I believe there is always a way to find meaningful conversations and interactions with new people, as long as you are resourceful and passionate enough.
The true journey I made during my first year at Minerva wasn’t by airplane, car, or train, but was a movement through ideas. The true journey was the mental one I made from a very insular perspective of the world, to one that not only tolerated, but embraced viewpoints much different from my own. This journey was made possible by my friends, classmates, professors, neighbors, and even my fellow public transit riders. My definition of home has expanded beyond the limits of New York City, and transcended the limits of time and space.

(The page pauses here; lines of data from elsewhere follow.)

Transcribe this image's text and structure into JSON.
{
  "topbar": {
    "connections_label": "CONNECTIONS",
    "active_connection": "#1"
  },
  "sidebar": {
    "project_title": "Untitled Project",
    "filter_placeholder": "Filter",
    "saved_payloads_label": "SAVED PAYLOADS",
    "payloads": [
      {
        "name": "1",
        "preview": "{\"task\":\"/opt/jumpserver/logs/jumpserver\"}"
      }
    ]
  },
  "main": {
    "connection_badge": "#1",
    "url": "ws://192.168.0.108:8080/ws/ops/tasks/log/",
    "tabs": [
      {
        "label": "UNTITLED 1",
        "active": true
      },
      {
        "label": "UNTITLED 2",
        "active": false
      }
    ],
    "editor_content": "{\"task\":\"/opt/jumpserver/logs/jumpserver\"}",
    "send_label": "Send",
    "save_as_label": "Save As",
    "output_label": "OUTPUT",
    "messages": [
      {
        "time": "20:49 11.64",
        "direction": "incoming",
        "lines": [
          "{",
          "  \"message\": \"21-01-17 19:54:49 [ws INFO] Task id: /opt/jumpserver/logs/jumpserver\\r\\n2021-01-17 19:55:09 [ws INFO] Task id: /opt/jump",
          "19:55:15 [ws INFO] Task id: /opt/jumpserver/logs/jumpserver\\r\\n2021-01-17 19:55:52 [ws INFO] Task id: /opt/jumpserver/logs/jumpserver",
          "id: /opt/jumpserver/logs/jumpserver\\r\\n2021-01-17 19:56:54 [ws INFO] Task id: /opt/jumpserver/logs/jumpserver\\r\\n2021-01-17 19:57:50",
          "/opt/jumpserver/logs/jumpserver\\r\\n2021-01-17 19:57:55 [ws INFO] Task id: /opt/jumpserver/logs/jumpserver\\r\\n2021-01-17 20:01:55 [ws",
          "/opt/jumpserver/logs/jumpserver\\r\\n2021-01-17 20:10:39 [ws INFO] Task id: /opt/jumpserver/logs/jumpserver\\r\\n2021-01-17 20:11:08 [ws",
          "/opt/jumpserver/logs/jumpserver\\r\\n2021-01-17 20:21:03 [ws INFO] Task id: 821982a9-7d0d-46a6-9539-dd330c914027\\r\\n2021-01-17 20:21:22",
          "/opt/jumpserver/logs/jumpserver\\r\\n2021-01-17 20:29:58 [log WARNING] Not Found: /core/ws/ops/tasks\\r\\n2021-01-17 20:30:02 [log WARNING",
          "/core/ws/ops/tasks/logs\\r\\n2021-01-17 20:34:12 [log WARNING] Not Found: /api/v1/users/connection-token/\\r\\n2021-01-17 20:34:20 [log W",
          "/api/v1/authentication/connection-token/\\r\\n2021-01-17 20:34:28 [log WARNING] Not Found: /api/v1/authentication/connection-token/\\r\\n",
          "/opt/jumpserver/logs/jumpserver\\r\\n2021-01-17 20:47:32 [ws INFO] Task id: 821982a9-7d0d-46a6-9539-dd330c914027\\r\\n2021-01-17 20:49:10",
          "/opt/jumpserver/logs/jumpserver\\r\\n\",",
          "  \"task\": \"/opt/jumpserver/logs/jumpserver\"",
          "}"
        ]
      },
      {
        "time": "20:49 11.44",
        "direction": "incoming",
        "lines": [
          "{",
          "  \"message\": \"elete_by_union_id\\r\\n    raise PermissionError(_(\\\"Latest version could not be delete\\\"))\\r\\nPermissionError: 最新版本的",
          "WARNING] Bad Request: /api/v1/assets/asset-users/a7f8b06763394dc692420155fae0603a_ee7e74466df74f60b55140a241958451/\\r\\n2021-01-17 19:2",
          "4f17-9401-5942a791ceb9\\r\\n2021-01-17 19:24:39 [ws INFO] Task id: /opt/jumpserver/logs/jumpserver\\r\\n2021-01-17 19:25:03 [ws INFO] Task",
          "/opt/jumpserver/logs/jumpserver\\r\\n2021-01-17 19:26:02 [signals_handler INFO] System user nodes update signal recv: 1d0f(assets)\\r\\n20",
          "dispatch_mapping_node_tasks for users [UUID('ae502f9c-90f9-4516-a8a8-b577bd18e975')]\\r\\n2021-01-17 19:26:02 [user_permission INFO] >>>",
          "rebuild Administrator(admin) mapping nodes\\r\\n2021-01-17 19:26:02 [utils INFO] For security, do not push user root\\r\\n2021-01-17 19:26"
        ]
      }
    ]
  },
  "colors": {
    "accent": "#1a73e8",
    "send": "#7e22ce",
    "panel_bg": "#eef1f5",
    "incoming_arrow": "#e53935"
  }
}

Now, I am at home whenever I am comfortable in my surroundings, safe in my own skin, and supported and appreciated by the people around me.
As I live and learn in Seoul, Hyderabad, Berlin, Buenos Aires, London, and Taipei over the next four years of my Minerva education, the challenge will not be in building a routine, or becoming familiar with my immediate surroundings because that happens quite naturally when you live somewhere for four months. The challenge will be continuing to open my mind to the unknown and forming meaningful connections with the people in each place. No matter if I am back in New York, or living in East Asia for the first time, I hope that I will continue to search for meaningful relationships, adventures, and complexity in the world around me.
Taylor, P., Morin, R., Cohn, D., & Wang, W. (2008). American Mobility: Who Moves?
Who Stays Put? Where’s Home? (p. 1, Rep.). Pew Research Center.